#### Your assignment:
Return all the lines below in which the string "ProBacktest" appears.
START Records provided
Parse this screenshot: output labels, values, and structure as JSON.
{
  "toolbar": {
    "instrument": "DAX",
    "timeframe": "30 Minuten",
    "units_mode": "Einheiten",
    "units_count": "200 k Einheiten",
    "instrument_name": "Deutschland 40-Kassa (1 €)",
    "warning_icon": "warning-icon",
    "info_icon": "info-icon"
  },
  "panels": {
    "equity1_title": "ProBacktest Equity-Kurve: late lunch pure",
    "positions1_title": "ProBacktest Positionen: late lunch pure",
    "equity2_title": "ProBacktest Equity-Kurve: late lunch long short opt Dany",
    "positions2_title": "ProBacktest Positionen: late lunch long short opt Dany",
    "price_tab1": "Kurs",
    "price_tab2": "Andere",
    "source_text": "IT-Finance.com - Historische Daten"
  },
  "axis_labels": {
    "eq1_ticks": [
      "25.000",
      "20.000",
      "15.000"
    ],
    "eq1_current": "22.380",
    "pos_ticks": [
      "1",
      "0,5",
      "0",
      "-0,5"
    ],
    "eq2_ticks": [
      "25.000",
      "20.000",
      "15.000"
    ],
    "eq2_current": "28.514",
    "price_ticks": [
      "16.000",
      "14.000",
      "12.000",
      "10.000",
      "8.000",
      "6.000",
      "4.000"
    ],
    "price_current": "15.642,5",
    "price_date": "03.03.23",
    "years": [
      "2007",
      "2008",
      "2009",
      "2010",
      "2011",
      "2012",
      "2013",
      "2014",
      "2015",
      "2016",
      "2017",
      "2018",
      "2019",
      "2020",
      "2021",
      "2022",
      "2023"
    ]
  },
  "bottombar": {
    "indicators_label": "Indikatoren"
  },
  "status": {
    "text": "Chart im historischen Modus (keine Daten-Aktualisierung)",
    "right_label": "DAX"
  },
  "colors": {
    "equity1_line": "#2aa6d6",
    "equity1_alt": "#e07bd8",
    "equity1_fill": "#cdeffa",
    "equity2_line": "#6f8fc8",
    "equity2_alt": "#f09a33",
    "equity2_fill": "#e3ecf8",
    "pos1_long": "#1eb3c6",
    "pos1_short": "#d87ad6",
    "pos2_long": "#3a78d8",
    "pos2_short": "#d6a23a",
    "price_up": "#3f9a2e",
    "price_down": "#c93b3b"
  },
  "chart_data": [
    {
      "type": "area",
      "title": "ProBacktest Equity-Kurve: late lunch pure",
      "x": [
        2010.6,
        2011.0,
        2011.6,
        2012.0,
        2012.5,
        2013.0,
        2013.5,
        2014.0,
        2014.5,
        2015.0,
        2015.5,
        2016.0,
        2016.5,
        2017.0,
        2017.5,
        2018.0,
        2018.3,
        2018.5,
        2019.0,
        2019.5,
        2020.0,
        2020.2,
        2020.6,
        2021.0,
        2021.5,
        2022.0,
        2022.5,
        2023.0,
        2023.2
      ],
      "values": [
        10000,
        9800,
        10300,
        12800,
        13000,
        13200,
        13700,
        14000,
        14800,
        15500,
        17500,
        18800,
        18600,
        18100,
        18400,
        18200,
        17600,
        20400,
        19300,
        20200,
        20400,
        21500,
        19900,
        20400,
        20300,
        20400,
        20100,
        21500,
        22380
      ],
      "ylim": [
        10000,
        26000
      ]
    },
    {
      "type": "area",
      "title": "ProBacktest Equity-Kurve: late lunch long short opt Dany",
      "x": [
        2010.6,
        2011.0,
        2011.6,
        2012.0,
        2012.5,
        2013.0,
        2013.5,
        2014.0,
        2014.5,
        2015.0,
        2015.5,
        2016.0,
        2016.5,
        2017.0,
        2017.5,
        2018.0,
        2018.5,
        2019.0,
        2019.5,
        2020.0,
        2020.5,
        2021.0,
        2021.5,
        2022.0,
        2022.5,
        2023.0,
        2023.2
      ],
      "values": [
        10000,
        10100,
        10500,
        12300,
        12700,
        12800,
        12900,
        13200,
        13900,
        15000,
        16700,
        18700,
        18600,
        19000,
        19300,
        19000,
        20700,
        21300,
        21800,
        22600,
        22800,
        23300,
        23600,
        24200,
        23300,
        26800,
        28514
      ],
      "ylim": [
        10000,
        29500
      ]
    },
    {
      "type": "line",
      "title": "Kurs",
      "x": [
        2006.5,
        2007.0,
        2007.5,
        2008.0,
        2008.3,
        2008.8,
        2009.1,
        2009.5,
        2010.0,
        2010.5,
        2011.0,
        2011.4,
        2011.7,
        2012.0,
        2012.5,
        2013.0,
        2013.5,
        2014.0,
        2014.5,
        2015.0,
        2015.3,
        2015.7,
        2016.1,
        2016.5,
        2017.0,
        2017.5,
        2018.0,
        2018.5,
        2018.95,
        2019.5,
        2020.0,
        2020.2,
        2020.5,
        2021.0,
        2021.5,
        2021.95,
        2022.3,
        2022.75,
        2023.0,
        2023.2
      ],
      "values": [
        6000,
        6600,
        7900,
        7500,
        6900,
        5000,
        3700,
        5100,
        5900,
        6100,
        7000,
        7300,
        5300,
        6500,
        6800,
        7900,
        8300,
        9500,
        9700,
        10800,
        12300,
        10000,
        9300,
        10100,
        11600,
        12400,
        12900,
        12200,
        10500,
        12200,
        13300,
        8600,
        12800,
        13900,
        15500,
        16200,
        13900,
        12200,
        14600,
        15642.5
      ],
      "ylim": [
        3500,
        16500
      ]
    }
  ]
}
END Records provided
#### Response:
    "equity1_title": "ProBacktest Equity-Kurve: late lunch pure",
    "positions1_title": "ProBacktest Positionen: late lunch pure",
    "equity2_title": "ProBacktest Equity-Kurve: late lunch long short opt Dany",
    "positions2_title": "ProBacktest Positionen: late lunch long short opt Dany",
      "title": "ProBacktest Equity-Kurve: late lunch pure",
      "title": "ProBacktest Equity-Kurve: late lunch long short opt Dany",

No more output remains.